Start of Block

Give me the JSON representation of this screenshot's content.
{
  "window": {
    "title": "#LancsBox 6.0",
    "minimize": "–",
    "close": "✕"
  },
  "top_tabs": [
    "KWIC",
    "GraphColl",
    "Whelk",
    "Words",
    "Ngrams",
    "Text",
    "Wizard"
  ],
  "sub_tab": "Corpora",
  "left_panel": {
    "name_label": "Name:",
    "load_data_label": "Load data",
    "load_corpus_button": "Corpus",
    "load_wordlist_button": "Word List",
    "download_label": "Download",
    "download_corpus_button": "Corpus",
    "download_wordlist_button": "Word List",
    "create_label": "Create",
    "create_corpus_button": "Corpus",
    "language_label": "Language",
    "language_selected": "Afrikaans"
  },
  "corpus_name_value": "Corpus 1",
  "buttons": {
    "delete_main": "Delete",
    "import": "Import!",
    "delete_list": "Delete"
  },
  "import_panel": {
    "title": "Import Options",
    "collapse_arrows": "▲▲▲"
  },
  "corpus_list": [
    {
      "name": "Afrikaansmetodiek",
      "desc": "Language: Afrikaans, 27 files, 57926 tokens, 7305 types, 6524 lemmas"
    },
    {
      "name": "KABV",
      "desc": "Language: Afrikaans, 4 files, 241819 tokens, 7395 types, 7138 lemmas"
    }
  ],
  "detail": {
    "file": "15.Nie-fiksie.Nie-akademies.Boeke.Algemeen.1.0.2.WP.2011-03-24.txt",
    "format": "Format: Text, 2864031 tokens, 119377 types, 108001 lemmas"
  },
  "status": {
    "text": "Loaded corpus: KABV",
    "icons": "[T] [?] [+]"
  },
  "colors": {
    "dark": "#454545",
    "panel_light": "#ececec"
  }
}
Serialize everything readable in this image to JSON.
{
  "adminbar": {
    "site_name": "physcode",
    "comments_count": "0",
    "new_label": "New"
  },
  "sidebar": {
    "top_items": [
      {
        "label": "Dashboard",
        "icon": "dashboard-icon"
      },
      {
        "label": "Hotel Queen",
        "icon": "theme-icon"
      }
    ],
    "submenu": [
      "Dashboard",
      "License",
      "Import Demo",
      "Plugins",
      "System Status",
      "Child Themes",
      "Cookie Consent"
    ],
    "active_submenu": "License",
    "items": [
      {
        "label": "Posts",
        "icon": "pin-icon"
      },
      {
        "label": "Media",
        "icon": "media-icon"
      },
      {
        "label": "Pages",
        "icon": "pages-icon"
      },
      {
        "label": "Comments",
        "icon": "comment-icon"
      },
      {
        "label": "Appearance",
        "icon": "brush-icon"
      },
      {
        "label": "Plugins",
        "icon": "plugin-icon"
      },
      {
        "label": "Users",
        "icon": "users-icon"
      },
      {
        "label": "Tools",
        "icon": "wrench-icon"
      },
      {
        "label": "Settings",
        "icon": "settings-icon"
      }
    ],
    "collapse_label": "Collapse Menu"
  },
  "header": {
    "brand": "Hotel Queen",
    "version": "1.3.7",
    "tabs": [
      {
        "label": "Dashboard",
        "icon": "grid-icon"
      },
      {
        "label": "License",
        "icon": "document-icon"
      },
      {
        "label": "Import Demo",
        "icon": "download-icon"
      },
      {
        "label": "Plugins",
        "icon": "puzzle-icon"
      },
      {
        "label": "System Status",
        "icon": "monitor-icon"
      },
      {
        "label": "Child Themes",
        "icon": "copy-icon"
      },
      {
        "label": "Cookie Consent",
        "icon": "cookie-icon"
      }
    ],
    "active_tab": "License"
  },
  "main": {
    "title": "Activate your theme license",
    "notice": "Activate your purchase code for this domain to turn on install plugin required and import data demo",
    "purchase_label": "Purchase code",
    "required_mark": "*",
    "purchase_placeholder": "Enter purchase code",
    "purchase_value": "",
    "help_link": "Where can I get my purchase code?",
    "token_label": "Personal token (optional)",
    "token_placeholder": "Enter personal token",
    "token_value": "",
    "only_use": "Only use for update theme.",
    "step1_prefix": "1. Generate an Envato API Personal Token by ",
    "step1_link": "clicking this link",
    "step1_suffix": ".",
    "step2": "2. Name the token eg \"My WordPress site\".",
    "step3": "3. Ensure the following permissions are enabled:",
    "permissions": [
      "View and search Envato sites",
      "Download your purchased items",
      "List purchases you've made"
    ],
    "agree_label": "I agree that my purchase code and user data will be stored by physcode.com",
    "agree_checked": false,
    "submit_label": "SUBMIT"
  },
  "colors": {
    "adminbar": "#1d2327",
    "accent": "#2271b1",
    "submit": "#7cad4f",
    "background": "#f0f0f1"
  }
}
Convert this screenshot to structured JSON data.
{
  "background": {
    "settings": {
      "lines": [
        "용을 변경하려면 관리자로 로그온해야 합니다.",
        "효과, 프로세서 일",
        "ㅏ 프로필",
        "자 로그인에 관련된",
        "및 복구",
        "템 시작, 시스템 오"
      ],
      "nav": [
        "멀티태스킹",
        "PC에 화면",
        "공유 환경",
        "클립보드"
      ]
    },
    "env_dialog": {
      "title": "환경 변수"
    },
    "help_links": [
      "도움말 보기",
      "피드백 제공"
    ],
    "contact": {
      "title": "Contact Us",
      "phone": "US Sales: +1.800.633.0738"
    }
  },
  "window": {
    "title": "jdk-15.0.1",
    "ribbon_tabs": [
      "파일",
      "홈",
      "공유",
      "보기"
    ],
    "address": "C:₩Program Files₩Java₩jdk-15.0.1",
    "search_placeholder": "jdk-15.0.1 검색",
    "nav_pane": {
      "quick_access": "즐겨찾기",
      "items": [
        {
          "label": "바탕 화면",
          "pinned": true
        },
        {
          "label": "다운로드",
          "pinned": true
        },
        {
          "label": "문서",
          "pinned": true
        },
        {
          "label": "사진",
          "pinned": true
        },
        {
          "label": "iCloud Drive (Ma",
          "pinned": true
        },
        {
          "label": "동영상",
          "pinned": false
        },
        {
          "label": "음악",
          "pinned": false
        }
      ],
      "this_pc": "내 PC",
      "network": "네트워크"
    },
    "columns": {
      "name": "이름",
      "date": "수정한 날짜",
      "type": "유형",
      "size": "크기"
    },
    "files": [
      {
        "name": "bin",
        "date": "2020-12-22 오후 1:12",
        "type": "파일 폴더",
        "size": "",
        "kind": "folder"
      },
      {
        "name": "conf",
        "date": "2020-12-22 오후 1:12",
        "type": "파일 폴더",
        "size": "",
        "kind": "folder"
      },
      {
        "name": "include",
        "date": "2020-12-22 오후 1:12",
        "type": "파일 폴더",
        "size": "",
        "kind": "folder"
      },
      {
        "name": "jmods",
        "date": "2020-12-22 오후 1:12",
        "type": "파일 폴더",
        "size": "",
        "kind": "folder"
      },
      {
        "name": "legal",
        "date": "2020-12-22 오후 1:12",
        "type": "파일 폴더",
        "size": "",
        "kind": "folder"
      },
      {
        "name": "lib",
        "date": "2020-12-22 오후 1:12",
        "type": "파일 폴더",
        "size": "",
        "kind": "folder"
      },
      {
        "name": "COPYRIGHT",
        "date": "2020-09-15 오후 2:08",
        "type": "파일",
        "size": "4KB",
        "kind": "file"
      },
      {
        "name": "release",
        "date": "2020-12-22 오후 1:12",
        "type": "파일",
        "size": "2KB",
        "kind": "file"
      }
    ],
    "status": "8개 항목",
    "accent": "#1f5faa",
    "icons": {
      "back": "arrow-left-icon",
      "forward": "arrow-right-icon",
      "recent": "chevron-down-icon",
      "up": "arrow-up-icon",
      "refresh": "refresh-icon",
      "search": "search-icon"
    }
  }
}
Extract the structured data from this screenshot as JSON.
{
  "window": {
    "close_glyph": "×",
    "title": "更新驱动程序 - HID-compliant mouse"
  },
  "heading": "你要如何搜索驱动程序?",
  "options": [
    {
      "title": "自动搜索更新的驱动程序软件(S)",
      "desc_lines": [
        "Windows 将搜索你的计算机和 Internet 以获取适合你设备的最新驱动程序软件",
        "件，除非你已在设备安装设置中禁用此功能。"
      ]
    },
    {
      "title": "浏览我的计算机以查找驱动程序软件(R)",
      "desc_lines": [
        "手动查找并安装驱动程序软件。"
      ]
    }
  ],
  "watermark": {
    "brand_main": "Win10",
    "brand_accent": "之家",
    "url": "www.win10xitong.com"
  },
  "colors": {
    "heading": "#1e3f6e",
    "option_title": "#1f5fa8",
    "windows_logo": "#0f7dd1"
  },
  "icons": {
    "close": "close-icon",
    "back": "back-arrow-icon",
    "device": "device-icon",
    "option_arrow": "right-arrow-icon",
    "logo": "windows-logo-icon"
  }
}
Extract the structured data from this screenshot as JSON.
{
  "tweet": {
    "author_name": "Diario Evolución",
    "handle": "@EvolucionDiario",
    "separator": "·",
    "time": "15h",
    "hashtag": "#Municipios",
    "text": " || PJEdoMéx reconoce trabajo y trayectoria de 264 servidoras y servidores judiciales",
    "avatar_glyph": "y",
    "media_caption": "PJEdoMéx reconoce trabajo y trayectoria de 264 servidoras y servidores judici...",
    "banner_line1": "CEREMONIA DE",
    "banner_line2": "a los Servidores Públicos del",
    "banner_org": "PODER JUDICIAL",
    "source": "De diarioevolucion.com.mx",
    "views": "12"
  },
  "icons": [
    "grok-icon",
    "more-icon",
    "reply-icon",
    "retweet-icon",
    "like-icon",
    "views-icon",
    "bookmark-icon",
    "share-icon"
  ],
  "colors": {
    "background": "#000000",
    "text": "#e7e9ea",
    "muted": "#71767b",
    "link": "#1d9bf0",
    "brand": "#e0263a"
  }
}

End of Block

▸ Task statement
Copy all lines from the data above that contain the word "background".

▸ Task answer
    "background": "#f0f0f1"
  "background": {
    "background": "#000000",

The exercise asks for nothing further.